Refrigeration: Historical Journey
Early refrigeration dates back to ancient times where ice was harvested and stored in insulated caves. The first artificial refrigeration system was invented by William Cullen in 1748, but it wasn't until 1834 that Jacob Perkins built the first working model.
Thermodynamics and Refrigeration
Refrigeration operates on the principles of thermodynamics, specifically the second law. It involves removing heat from a space or substance, thus lowering its temperature, by means of a refrigeration cycle employing a refrigerant fluid.
Air Conditioning Evolution
Willis Carrier invented the first modern air conditioner in 1902. Initially designed to control humidity in a printing plant, it led to enhanced industrial production, and eventually, improved home comfort and energy-efficient household cooling systems.
Refrigerants: Environmental Impact
Refrigerants like CFCs and HCFCs were once widely used but have been phased out due to ozone depletion and global warming potential. Today, more eco-friendly refrigerants, such as HFCs, are common, though natural alternatives are gaining traction.
Vapor Compression Cycle
The most common refrigeration cycle is the vapor-compression cycle, which includes four main components: the evaporator, compressor, condenser, and expansion valve. It's the backbone of most modern refrigeration and air conditioning systems.
Emerging Cooling Technologies
Emerging technologies in refrigeration and air conditioning include thermoelectric coolers and magnetic refrigeration. These promise higher energy efficiency and lower environmental impact, potentially revolutionizing the industry in the coming years.
Smart Climate Control

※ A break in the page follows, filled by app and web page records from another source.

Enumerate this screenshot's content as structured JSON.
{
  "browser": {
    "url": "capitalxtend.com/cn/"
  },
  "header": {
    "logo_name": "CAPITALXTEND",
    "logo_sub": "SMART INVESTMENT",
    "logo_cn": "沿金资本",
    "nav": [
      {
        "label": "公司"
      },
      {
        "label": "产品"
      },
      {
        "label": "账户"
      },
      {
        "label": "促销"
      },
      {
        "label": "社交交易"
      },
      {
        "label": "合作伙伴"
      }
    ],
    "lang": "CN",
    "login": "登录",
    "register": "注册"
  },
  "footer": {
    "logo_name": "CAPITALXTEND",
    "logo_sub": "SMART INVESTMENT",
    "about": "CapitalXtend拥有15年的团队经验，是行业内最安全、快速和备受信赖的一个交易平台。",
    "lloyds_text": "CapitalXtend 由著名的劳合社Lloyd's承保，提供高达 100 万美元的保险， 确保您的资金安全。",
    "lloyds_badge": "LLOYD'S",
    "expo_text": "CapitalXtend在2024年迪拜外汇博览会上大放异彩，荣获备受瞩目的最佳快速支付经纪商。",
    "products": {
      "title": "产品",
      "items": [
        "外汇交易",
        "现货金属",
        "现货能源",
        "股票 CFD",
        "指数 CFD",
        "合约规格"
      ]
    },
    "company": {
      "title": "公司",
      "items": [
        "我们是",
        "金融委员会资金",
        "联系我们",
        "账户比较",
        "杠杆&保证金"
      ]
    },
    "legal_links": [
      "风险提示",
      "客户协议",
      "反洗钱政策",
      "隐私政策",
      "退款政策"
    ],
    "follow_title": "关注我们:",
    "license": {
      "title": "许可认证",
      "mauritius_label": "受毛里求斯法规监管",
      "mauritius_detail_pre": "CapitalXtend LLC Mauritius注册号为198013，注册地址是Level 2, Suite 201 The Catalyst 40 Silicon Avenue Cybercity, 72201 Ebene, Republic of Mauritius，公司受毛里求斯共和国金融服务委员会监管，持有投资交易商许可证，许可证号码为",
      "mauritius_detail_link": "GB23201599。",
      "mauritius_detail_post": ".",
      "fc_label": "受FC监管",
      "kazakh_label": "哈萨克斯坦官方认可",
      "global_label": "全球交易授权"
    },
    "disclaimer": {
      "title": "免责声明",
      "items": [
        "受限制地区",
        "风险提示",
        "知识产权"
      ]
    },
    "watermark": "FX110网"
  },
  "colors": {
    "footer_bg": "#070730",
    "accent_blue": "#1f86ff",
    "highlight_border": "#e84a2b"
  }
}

Smart thermostats and IoT devices are making air conditioning systems more efficient. They learn from user habits, adapt to real-time weather conditions, and can be controlled remotely, significantly reducing energy consumption and costs.